U.S. Seventh Circuit - FindLaw

U.S. Seventh Circuit - The FindLaw 7th Circuit Court of Appeals Opinion Summaries Blog


Earlier this month, the Wisconsin Supreme Court held that a sheriff's deputy knocking on a car window, by itself, was not a sufficient show of authority to lead the driver to believe that he was being detained. As a result, the encounter was consensual because the driver could have driven away at any time.

Background

At around 1 a.m. on Christmas Day 2011, Grant County Sheriff's Deputy Matthew Small noticed a car pull into a closed park and stop in the parking lot. Small pulled up behind the car, but didn't have his red-and-blue lights on. He walked up to the window and tapped on it, telling him to roll down the window. Daniel Vogt rolled down the window. Small administered a field sobriety test, which Vogt failed. Vogt was arrested for driving while intoxicated and later moved to suppress evidence obtained from the traffic stop.

In Woodridge, Illinois, it used to be that everyone who was arrested and then bailed out of jail had to pay a $30 fee. Jerry Markadonatos was arrested for misdemeanor shoplifting, arrested, booked, paid bail, and was released. Later, he pleaded guilty, served 12 months of probation, and then had the charges dismissed.

This misdemeanor and the $30 booking fee, however, led to a big split on an en banc panel of the Seventh Circuit Court of Appeals. They disagreed on what the problem was, how it applied to Markadonatos, and whether he even had standing in the first place.

Here's a rundown of the Seventh Circuit panel's four separate opinions in Markadonatos v. Village of Woodridge:

Perhaps these requests have something to do with the Seventh Circuit's cancellation of previously scheduled oral arguments in two gay marriage appeals out of Wisconsin and Indiana. Earlier this month, the appeals were combined and fast-tracked for oral arguments on August 13.

Late last week, however, the Seventh Circuit issued this release (H/T to Equality on Trial):

The court, on its own motion, ORDERS that the oral argument in this appeal, scheduled for Wednesday, August 13, 2014, is VACATED. A new oral argument date will be set by separate court order.

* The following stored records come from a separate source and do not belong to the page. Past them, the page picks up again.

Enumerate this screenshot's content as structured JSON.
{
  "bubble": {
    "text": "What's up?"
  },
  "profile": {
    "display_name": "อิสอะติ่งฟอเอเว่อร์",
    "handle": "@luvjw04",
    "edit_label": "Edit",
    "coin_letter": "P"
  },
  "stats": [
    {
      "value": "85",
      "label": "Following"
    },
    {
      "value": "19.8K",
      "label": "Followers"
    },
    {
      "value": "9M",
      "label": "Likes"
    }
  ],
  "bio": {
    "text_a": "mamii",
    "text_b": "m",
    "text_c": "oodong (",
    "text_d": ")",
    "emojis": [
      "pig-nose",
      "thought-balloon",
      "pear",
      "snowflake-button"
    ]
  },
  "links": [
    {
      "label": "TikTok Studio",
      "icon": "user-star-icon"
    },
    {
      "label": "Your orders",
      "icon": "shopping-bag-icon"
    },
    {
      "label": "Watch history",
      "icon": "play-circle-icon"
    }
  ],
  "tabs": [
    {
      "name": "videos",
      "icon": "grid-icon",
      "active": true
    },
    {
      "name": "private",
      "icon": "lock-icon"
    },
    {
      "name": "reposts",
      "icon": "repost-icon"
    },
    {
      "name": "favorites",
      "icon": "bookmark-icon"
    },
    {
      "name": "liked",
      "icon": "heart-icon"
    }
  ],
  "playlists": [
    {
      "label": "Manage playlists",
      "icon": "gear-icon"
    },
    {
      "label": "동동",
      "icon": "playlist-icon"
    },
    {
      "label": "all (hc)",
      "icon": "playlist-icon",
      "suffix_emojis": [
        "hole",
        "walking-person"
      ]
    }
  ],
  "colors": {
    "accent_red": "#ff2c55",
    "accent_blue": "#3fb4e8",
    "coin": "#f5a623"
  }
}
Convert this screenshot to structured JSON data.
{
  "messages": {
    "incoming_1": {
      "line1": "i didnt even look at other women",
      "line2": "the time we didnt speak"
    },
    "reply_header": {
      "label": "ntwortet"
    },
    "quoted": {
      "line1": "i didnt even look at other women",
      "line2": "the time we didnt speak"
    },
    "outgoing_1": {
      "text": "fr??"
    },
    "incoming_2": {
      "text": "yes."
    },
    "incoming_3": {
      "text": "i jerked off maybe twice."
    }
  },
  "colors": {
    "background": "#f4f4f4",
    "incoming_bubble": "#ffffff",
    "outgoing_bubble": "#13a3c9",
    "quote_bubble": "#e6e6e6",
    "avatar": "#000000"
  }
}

Okay, but why? It might have something to do with requests from the states of Indiana and Wisconsin to proceed directly to an en banc hearing of the case, rather than the typical three-judge panel.

The Sixth Circuit is not alone in consolidating appeals of same sex marriage cases within the circuit: last week, the Seventh Circuit consolidated two same sex marriage cases.

The Seventh Circuit also recently decided a case affecting all of the states surrounding the Great Lakes, and is going to hear a case about an Indiana law regulating the sale of cold beer. Finally, our favorite benchslapper speaks out.

Read on for details on all of these stories.

There's some interesting summer action happening in the Seventh Circuit -- summer time is no time for fun and games, apparently. As things heat up outside, they are heating up headlines and court rooms as we wait on some key decisions.

Read on to find out more on John Doe Probes, Rod Blagojovich and the latest trend in contraception mandate litigation.

The Seventh Circuit recently heard a case involving the works of Arthur Conan Doyle, better known as the creator of our favorite British detectives Sherlock Holmes and Dr. Watson, reports The Washington Post. The question before the court was whether copyright protection, which had already expired, can be extended because the author later "altered the character in a subsequent work."

As Judge Posner explains, it's all "elementary."

Earlier in May, we noted that a case originating in the Seventh Circuit, Elmsbrook School District v. John Doe was languishing in certiorari purgatory, as the case -- at that time -- had already been distributed for conference eight times.

After supplemental briefs were filed, the case was distributed for conference four more times. The twelfth time was a charm apparently, as the Court finally decided whether to grant or deny cert.

Has anyone ever time-lined Judge Posner's benchslaps? I wonder what the longest time frame sans benchslap has been. Probably not very long, and on Monday, he made the latest benchslap to a judge, attorney and plaintiff -- no one was safe.

Obviously, the parties didn't read our post on how to avoid a benchslap, or about that attorney who faked an illness because this case is the most deserving -- that we've read -- that called for benchslaps all around.

The Seventh Circuit has seen a lot of action dealing with Wisconsin campaign finance in the past few weeks. First, the circuit court swiftly stepped in to stay a district court's order granting a preliminary injunction.

Next, the Seventh Circuit found that much of Wisconsin's existing campaign finance laws are unconstitutional in light of the Supreme Court's recent political speech jurisprudence.

The Seventh Circuit has important cases up and down the pipeline to the Supreme Court, all dealing with sensitive issues that pit people on either side of lines drawn in the proverbial sand.

Recently, the Seventh Circuit put to rest a case that has been litigated for 28 years, and denied an en banc rehearing -- with the next step almost certainly being a bid for cert. review.

All that while an Establishment Clause case languishes in perpetual conference.